Records from a data source:
----------------

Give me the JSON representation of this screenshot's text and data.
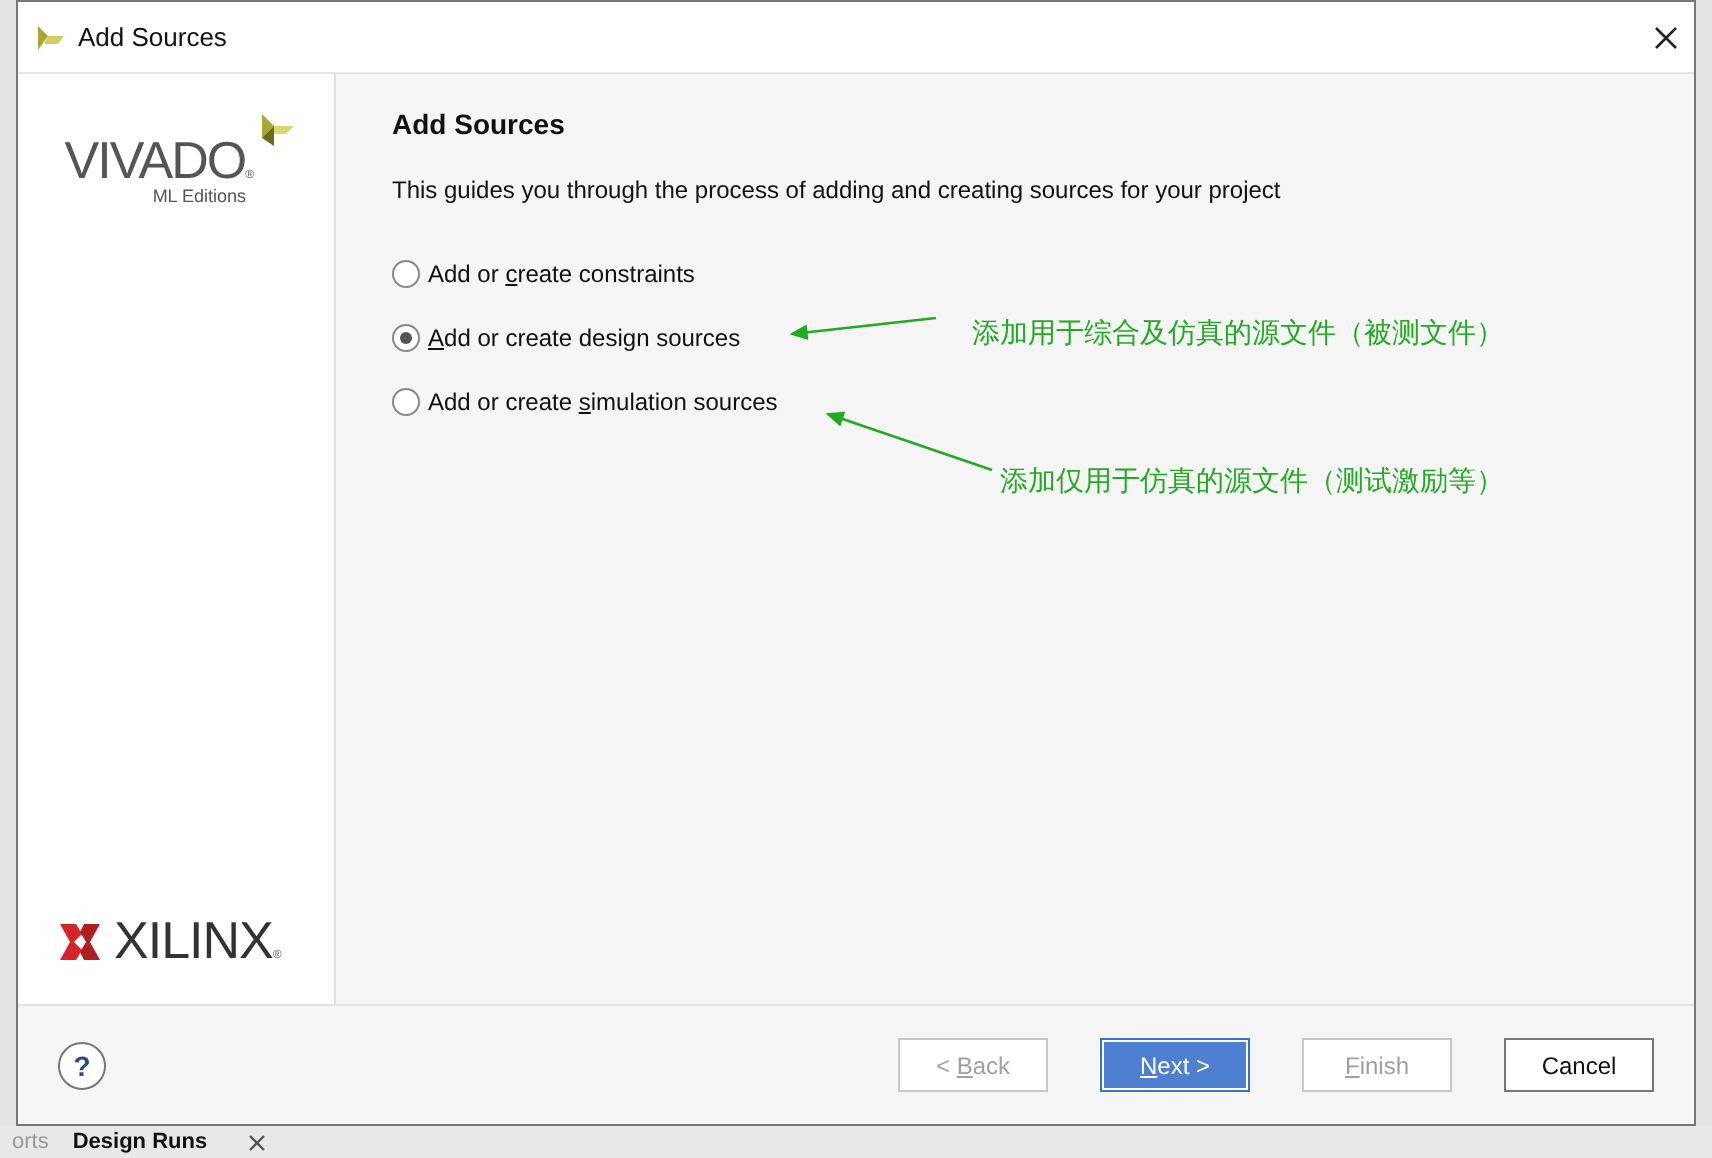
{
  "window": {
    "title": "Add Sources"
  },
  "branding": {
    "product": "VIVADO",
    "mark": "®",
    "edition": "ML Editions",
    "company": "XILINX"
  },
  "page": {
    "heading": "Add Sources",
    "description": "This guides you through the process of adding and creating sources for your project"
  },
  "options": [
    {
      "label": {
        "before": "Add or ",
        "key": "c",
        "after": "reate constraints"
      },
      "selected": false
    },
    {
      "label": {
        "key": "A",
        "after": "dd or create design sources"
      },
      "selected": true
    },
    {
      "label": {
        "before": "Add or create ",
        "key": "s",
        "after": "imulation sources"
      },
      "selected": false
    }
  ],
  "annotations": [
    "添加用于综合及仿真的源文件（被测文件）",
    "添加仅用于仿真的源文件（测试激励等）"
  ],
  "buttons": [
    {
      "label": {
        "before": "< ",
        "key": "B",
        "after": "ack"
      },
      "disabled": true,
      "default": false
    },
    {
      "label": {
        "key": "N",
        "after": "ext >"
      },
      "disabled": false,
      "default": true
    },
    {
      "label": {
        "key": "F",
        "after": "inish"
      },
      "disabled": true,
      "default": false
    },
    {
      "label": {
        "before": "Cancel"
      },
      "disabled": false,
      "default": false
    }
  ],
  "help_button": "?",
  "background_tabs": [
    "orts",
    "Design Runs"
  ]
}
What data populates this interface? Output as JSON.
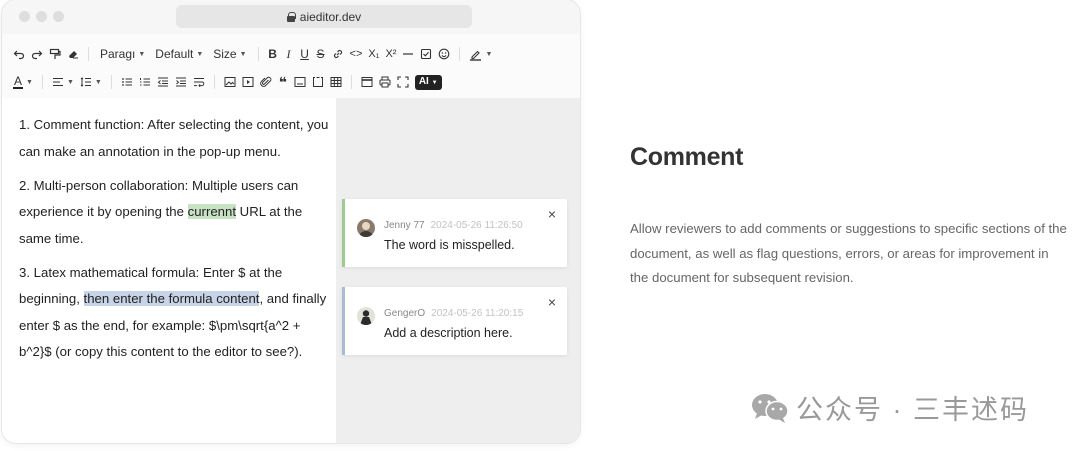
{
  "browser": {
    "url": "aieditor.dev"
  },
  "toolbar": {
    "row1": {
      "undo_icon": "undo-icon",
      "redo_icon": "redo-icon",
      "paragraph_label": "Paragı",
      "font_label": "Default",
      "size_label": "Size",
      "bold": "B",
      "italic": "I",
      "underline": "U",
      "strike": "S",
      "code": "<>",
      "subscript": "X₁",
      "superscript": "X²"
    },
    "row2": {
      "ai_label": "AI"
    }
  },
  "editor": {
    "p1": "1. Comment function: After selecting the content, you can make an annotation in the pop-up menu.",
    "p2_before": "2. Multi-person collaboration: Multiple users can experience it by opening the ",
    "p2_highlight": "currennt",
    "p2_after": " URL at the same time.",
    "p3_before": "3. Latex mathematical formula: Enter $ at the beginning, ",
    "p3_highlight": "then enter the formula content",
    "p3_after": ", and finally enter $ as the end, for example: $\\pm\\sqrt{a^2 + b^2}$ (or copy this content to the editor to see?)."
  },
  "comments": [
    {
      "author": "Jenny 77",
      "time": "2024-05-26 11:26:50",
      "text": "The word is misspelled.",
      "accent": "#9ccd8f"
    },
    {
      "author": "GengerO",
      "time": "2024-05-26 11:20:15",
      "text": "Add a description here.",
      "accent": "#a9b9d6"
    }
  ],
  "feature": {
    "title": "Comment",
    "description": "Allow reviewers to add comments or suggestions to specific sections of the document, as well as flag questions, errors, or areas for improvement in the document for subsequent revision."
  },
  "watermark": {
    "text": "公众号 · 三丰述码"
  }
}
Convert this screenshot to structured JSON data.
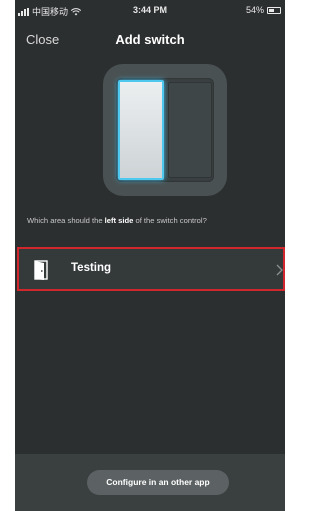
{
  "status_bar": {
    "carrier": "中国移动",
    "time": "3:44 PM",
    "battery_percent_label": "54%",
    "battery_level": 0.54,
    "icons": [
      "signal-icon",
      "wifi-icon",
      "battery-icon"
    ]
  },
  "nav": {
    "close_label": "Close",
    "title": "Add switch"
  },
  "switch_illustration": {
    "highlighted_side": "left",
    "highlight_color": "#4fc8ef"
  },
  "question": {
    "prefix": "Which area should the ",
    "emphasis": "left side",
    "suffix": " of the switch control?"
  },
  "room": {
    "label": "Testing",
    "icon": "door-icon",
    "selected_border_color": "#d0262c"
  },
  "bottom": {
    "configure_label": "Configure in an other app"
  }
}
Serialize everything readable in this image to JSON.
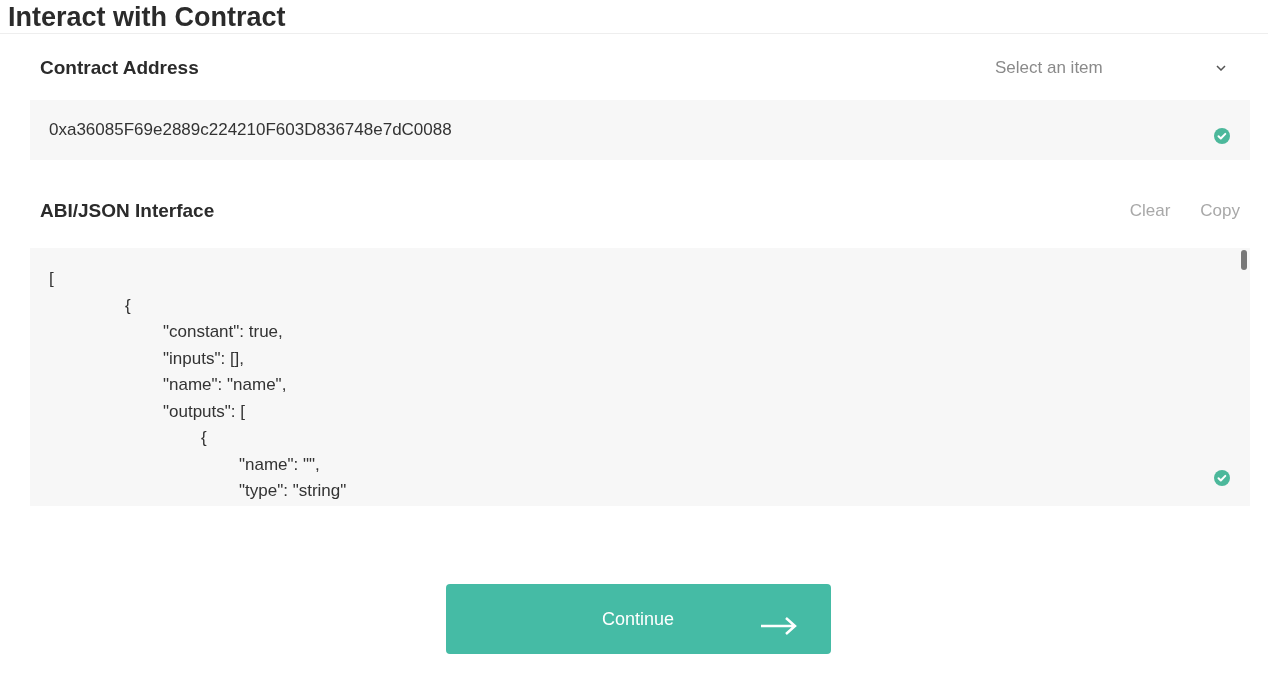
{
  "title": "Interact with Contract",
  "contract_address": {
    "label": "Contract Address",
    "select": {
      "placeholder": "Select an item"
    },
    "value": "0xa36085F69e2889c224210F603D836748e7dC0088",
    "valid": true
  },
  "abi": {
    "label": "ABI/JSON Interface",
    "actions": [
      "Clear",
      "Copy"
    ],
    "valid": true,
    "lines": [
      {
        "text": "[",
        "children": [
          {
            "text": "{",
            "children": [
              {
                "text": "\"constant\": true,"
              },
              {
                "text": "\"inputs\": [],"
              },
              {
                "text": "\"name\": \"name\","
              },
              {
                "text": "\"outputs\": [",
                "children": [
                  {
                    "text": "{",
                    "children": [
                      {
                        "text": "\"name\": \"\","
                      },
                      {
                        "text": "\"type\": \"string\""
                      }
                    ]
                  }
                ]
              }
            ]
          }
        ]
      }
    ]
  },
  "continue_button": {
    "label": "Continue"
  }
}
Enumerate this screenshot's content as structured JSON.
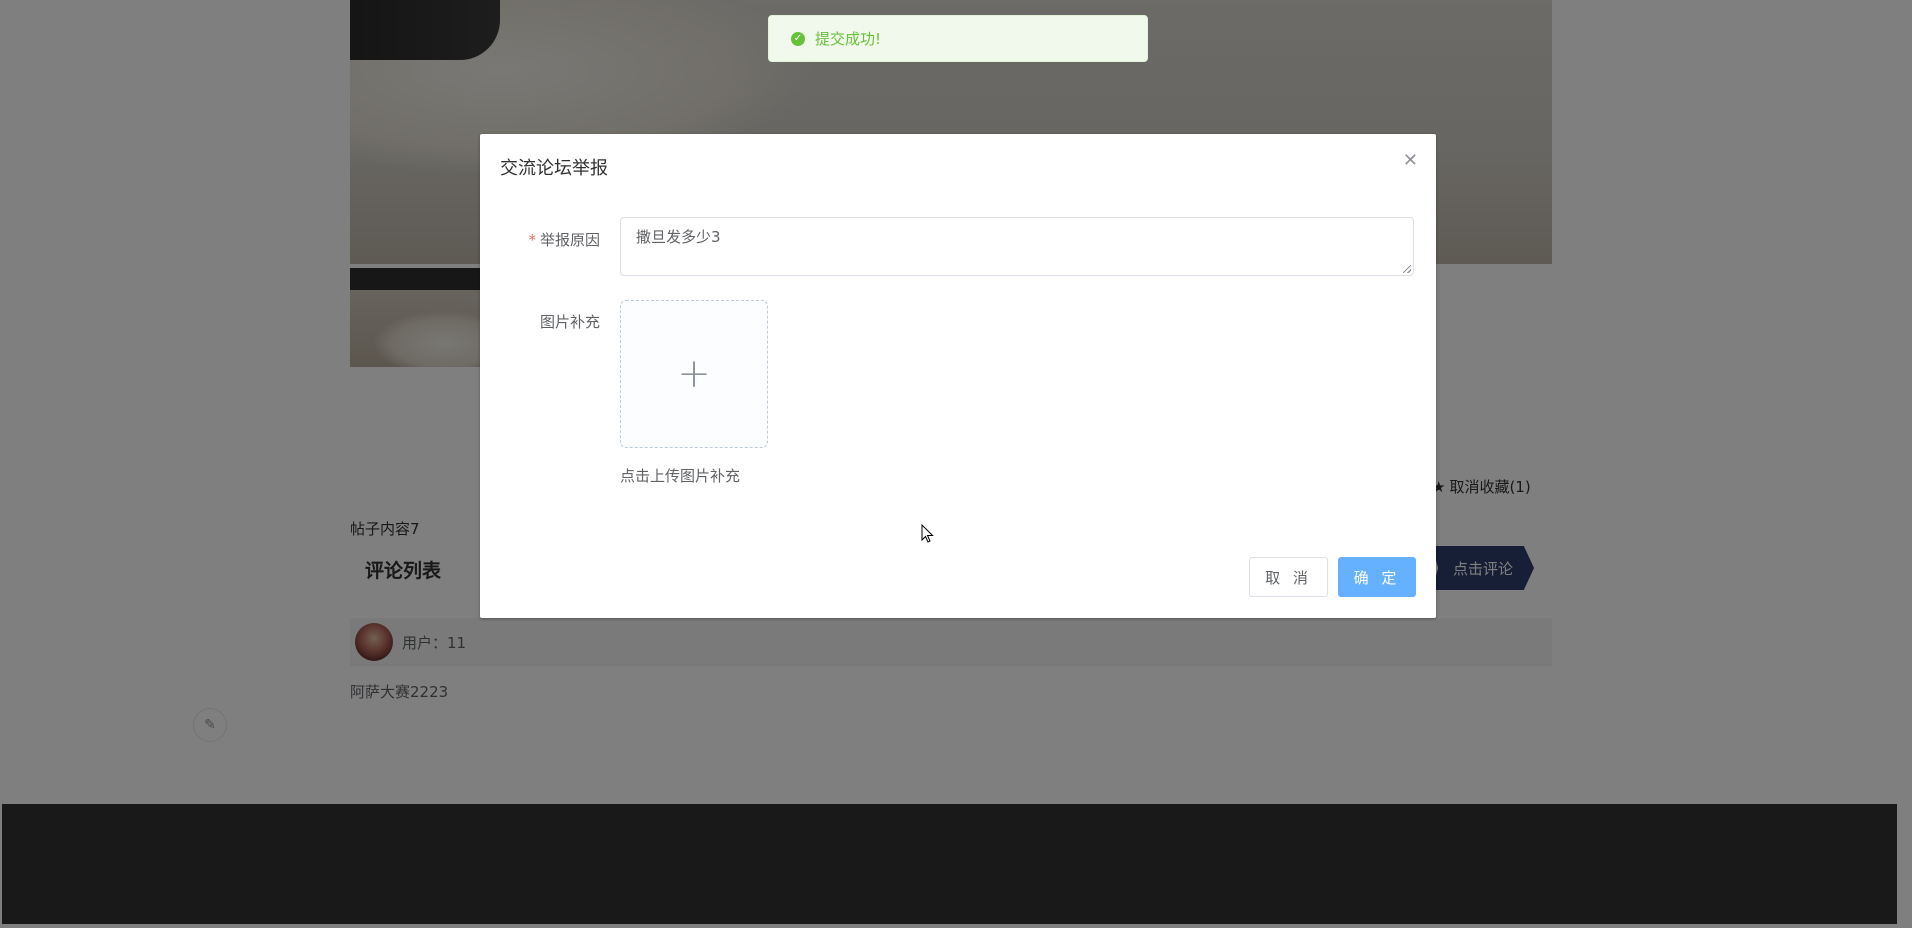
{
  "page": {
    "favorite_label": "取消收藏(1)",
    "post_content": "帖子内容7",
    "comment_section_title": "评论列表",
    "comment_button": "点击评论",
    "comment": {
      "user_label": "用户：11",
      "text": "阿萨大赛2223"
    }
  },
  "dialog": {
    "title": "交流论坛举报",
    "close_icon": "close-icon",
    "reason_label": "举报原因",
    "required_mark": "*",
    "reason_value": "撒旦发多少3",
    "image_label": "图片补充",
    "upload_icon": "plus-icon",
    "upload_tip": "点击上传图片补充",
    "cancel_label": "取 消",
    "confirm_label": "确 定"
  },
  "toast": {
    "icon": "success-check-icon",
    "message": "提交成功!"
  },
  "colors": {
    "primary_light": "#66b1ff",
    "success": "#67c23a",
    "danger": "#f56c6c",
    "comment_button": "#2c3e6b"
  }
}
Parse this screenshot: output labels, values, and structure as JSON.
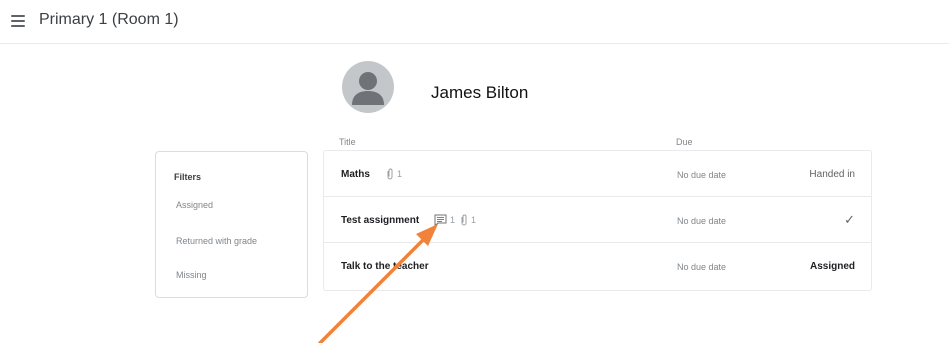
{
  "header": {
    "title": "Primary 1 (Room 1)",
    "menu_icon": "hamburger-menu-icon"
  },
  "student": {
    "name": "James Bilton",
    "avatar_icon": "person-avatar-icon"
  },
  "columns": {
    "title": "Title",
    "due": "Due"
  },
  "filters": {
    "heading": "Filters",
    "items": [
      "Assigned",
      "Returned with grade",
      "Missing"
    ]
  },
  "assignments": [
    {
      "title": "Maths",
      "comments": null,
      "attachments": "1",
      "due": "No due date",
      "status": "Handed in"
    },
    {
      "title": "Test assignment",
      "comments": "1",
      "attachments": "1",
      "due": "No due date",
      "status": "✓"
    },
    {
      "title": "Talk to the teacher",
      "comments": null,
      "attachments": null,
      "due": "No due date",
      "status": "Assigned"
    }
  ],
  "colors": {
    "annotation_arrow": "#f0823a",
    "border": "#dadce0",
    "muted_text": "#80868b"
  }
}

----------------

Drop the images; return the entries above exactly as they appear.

> RESULT
Give me the JSON representation of this screenshot's text and data.
{
  "window": {
    "title": "Add Sources"
  },
  "branding": {
    "product": "VIVADO",
    "mark": "®",
    "edition": "ML Editions",
    "company": "XILINX"
  },
  "page": {
    "heading": "Add Sources",
    "description": "This guides you through the process of adding and creating sources for your project"
  },
  "options": [
    {
      "label": {
        "before": "Add or ",
        "key": "c",
        "after": "reate constraints"
      },
      "selected": false
    },
    {
      "label": {
        "key": "A",
        "after": "dd or create design sources"
      },
      "selected": true
    },
    {
      "label": {
        "before": "Add or create ",
        "key": "s",
        "after": "imulation sources"
      },
      "selected": false
    }
  ],
  "annotations": [
    "添加用于综合及仿真的源文件（被测文件）",
    "添加仅用于仿真的源文件（测试激励等）"
  ],
  "buttons": [
    {
      "label": {
        "before": "< ",
        "key": "B",
        "after": "ack"
      },
      "disabled": true,
      "default": false
    },
    {
      "label": {
        "key": "N",
        "after": "ext >"
      },
      "disabled": false,
      "default": true
    },
    {
      "label": {
        "key": "F",
        "after": "inish"
      },
      "disabled": true,
      "default": false
    },
    {
      "label": {
        "before": "Cancel"
      },
      "disabled": false,
      "default": false
    }
  ],
  "help_button": "?",
  "background_tabs": [
    "orts",
    "Design Runs"
  ]
}
What data populates this interface? Output as JSON.
{
  "browser": {
    "url": "aieditor.dev"
  },
  "toolbar": {
    "row1": {
      "undo_icon": "undo-icon",
      "redo_icon": "redo-icon",
      "paragraph_label": "Paragı",
      "font_label": "Default",
      "size_label": "Size",
      "bold": "B",
      "italic": "I",
      "underline": "U",
      "strike": "S",
      "code": "<>",
      "subscript": "X₁",
      "superscript": "X²"
    },
    "row2": {
      "ai_label": "AI"
    }
  },
  "editor": {
    "p1": "1. Comment function: After selecting the content, you can make an annotation in the pop-up menu.",
    "p2_before": "2. Multi-person collaboration: Multiple users can experience it by opening the ",
    "p2_highlight": "currennt",
    "p2_after": " URL at the same time.",
    "p3_before": "3. Latex mathematical formula: Enter $ at the beginning, ",
    "p3_highlight": "then enter the formula content",
    "p3_after": ", and finally enter $ as the end, for example: $\\pm\\sqrt{a^2 + b^2}$ (or copy this content to the editor to see?)."
  },
  "comments": [
    {
      "author": "Jenny 77",
      "time": "2024-05-26 11:26:50",
      "text": "The word is misspelled.",
      "accent": "#9ccd8f"
    },
    {
      "author": "GengerO",
      "time": "2024-05-26 11:20:15",
      "text": "Add a description here.",
      "accent": "#a9b9d6"
    }
  ],
  "feature": {
    "title": "Comment",
    "description": "Allow reviewers to add comments or suggestions to specific sections of the document, as well as flag questions, errors, or areas for improvement in the document for subsequent revision."
  },
  "watermark": {
    "text": "公众号 · 三丰述码"
  }
}
Convert this screenshot to structured JSON data.
{
  "status_bar": {
    "carrier": "中国移动",
    "time": "3:44 PM",
    "battery_percent_label": "54%",
    "battery_level": 0.54,
    "icons": [
      "signal-icon",
      "wifi-icon",
      "battery-icon"
    ]
  },
  "nav": {
    "close_label": "Close",
    "title": "Add switch"
  },
  "switch_illustration": {
    "highlighted_side": "left",
    "highlight_color": "#4fc8ef"
  },
  "question": {
    "prefix": "Which area should the ",
    "emphasis": "left side",
    "suffix": " of the switch control?"
  },
  "room": {
    "label": "Testing",
    "icon": "door-icon",
    "selected_border_color": "#d0262c"
  },
  "bottom": {
    "configure_label": "Configure in an other app"
  }
}
Serialize everything readable in this image to JSON.
{
  "title": "Interact with Contract",
  "contract_address": {
    "label": "Contract Address",
    "select": {
      "placeholder": "Select an item"
    },
    "value": "0xa36085F69e2889c224210F603D836748e7dC0088",
    "valid": true
  },
  "abi": {
    "label": "ABI/JSON Interface",
    "actions": [
      "Clear",
      "Copy"
    ],
    "valid": true,
    "lines": [
      {
        "text": "[",
        "children": [
          {
            "text": "{",
            "children": [
              {
                "text": "\"constant\": true,"
              },
              {
                "text": "\"inputs\": [],"
              },
              {
                "text": "\"name\": \"name\","
              },
              {
                "text": "\"outputs\": [",
                "children": [
                  {
                    "text": "{",
                    "children": [
                      {
                        "text": "\"name\": \"\","
                      },
                      {
                        "text": "\"type\": \"string\""
                      }
                    ]
                  }
                ]
              }
            ]
          }
        ]
      }
    ]
  },
  "continue_button": {
    "label": "Continue"
  }
}
Enumerate this screenshot's content as structured JSON.
{
  "page": {
    "favorite_label": "取消收藏(1)",
    "post_content": "帖子内容7",
    "comment_section_title": "评论列表",
    "comment_button": "点击评论",
    "comment": {
      "user_label": "用户：11",
      "text": "阿萨大赛2223"
    }
  },
  "dialog": {
    "title": "交流论坛举报",
    "close_icon": "close-icon",
    "reason_label": "举报原因",
    "required_mark": "*",
    "reason_value": "撒旦发多少3",
    "image_label": "图片补充",
    "upload_icon": "plus-icon",
    "upload_tip": "点击上传图片补充",
    "cancel_label": "取 消",
    "confirm_label": "确 定"
  },
  "toast": {
    "icon": "success-check-icon",
    "message": "提交成功!"
  },
  "colors": {
    "primary_light": "#66b1ff",
    "success": "#67c23a",
    "danger": "#f56c6c",
    "comment_button": "#2c3e6b"
  }
}
Parse this screenshot: output labels, values, and structure as JSON.
{
  "header": {
    "title": "Primary 1 (Room 1)",
    "menu_icon": "hamburger-menu-icon"
  },
  "student": {
    "name": "James Bilton",
    "avatar_icon": "person-avatar-icon"
  },
  "columns": {
    "title": "Title",
    "due": "Due"
  },
  "filters": {
    "heading": "Filters",
    "items": [
      "Assigned",
      "Returned with grade",
      "Missing"
    ]
  },
  "assignments": [
    {
      "title": "Maths",
      "comments": null,
      "attachments": "1",
      "due": "No due date",
      "status": "Handed in"
    },
    {
      "title": "Test assignment",
      "comments": "1",
      "attachments": "1",
      "due": "No due date",
      "status": "✓"
    },
    {
      "title": "Talk to the teacher",
      "comments": null,
      "attachments": null,
      "due": "No due date",
      "status": "Assigned"
    }
  ],
  "colors": {
    "annotation_arrow": "#f0823a",
    "border": "#dadce0",
    "muted_text": "#80868b"
  }
}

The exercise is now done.